"The PrP was delivered in an innocuous bacterial carrier, and we were able to successfully produce antibodies in the gut against the protein in question," says Goni. Subsequent experiments demonstrated that between 30 and 40 percent of the animals were protected against an oral challenge with the infectious prion.
"Our data suggest that that mucosal vaccination may be a useful method for overcoming tolerance to PrP and preventing prion infection among animal and potentially human populations at risk from oral exposure to prion infection," he says.
Also, the researchers have used a similar strategy to obtain a mild immune response against the fibrillar plaques deposited in the brain, one of the hallmarks of AD. "In an animal model of Alzheimer's disease," says Goni, "preliminary results showed that plaques were efficiently removed in mucosal vaccinated animals."
Other researchers are using novel immune strategies to protect neurons from injury and death in a mouse model of PD. In the model, a toxin kills neurons and induces inflammatory cells analogous to those affected in PD patients, says Lee Mosley, PhD, at the University of Nebraska Medical Center.
Mosley's research uses T lymphocytes, a subset of white blood cells, from mice immunized with glatiramer acetate, a protein polymer used in the treatment of multiple sclerosis. The lymphocytes were shown to quell the inflammatory responses and inhibit subsequent neuron death in toxin-treated mice.

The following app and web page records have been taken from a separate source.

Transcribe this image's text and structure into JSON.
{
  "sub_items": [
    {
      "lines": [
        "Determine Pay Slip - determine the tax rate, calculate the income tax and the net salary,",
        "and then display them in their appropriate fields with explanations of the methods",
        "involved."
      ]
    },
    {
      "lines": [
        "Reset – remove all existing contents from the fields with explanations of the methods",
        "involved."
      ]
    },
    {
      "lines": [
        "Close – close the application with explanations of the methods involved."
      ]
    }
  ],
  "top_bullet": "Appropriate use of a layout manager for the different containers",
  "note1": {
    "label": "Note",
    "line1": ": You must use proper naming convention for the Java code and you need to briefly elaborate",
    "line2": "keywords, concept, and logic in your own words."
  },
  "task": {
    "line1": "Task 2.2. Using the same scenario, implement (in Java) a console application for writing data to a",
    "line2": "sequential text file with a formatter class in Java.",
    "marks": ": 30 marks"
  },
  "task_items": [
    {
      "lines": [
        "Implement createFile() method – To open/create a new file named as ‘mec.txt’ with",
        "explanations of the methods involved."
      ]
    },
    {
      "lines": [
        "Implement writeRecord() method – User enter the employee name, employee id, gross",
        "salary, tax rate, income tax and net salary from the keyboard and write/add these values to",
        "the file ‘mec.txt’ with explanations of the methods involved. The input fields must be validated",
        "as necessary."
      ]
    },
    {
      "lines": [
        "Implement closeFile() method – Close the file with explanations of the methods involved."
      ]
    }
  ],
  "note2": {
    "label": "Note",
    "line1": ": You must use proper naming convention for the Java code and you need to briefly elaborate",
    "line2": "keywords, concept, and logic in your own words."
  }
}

"Toxin-treated mice were completely protected from neuronal death by a specific population of activated T lymphocytes (Tregs), a population also shown to be protective in several models of inflammatory autoimmune diseases," says Mosley.
Neuroinflammation in areas where neurons are injured or dying is thought to play a key role in the extent or progression of disease in several neurodegenerative disorders, such as PD, AD, amyotrophic lateral sclerosis (Lou Gehrig's disease), and stroke, as well as neurodegeneration associated with chronic infectious diseases such as HIV-1.
"In the absence of curative therapies for most neurodegenerative disorders," says Mosley, "we devised therapeutic strategies, which target specific T lymphocyte subsets by vaccination or activation, to inhibit the neuroinflammatory component in neurodegenerative disorders and protect susceptible neurons.
"Implementing successful therapeutic strategies that reduce neuroinflammation and increase neuron survival could profoundly affect disease progression and outcomes in patients suffering from neurodegenerative disorders," he says.